Tomato Bread is a Passion in Barcelona
If you wonder how such a sophisticated people as the Catalans can get excited about so basic a dish, simply try it in Barcelona.
Not only will you enjoy it, you'll also be on your way to understanding what makes this great city tick.
'Pa amb Tomaquet' is, at its most basic, a slice of country bread with ripe tomato squeezed and pressed on to it, finished with some olive oil and a little salt.
For those used to eating the tasteless red fruits that emerge from Dutch hothouses throughout the year, the appeal will be elusive.
Try a real tomato from the Mediterranean, a sensational taste in its own right, and then combine it with a bread that's more than a cut above Mother's Pride, and the appeal becomes clearer.
Add a touch of garlic, a good quality local olive oil and sea salt, and everything drops into place.
This is real food, Barcelona food! You can now add a little mystique to the mix.
Catalans will debate endlessly whether the bread should be a fresh country loaf, or one that's a day old, or even older.
Or should the bread be lightly toasted? Is garlic an essential ingredient or should a slice of Serrano ham be added? Will any Spanish olive oil do, or should it be a local Catalan oil? Then there is the question of who does the work.
Should the 'Pa amb Tomaquet' be assembled by the restaurant or bar staff, or should the ingredients be brought to the table so you can do the work yourself, exactly as you know it should be done? Debates can go on endlessly, all adding to the interest of this simple dish.
Surprisingly, 'Pa amb Tomaquet' hasn't a long history that goes back many centuries.
It's thought to date back only to 1800's - it was mentioned in an 1884 cookery book - but its origins are unclear.
Leopold Pomes, who wrote the definitive 'Theory and Practice of Bread with Tomato' in 1984 claims it was invented by a painter who wanted to combine the colours of the sunset on an edible base! This sounds fanciful and others reckon it was more likely a local looking for a tasty way to use up the previous day's bread and a glut of tomatoes.
What we do know is that the tomato first came to Spain in the 16th century.
It originated in Peru and soon found it's way to Spain on the galleons bringing back the gold and silver of the New World.
It was called the 'Golden Apple' in south west France and, curiously, this name has stuck in Italian - Pomodoro.
For several hundred years, the tomato was simply a decorative plant as it was thought to be poisonous! It was, however, the Spanish who first dared use it in cookery.
Before long it spread across the Europe and became the basis of cuisines all around the Mediterranean, and further afield such as in Hungary.

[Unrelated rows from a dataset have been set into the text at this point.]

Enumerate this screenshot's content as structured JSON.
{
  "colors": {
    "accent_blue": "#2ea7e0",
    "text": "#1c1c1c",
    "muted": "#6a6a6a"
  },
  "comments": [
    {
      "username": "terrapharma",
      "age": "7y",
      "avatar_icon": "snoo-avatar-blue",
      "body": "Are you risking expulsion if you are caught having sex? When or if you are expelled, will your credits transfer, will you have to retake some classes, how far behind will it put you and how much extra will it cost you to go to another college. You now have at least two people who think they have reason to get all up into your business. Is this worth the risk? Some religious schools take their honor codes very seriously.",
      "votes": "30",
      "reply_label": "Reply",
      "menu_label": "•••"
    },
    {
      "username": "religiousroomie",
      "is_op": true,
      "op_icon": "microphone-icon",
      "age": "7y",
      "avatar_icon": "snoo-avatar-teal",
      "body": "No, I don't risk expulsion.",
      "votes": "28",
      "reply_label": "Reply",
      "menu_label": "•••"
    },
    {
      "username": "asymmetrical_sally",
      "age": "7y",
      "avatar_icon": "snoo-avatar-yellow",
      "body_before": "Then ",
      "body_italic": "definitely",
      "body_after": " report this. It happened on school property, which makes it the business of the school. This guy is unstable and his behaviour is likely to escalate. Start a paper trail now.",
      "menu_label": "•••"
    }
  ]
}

Next time you are Barcelona, do try some 'Pa amb Tomaquet'.
It won't be hard to find.
Once you are aware of this simple dish, avoiding it will be more of a problem! As you eat it, perhaps accompanied by a local botifarra sausage, or perhaps goats' cheese, or anchovies, ponder how such a simple dish can be so good, and how a piece of bread rubbed with a ripe tomato can create so much debate.
It may well be one of the 'gastronomic' highlights of your city break in Barcelona.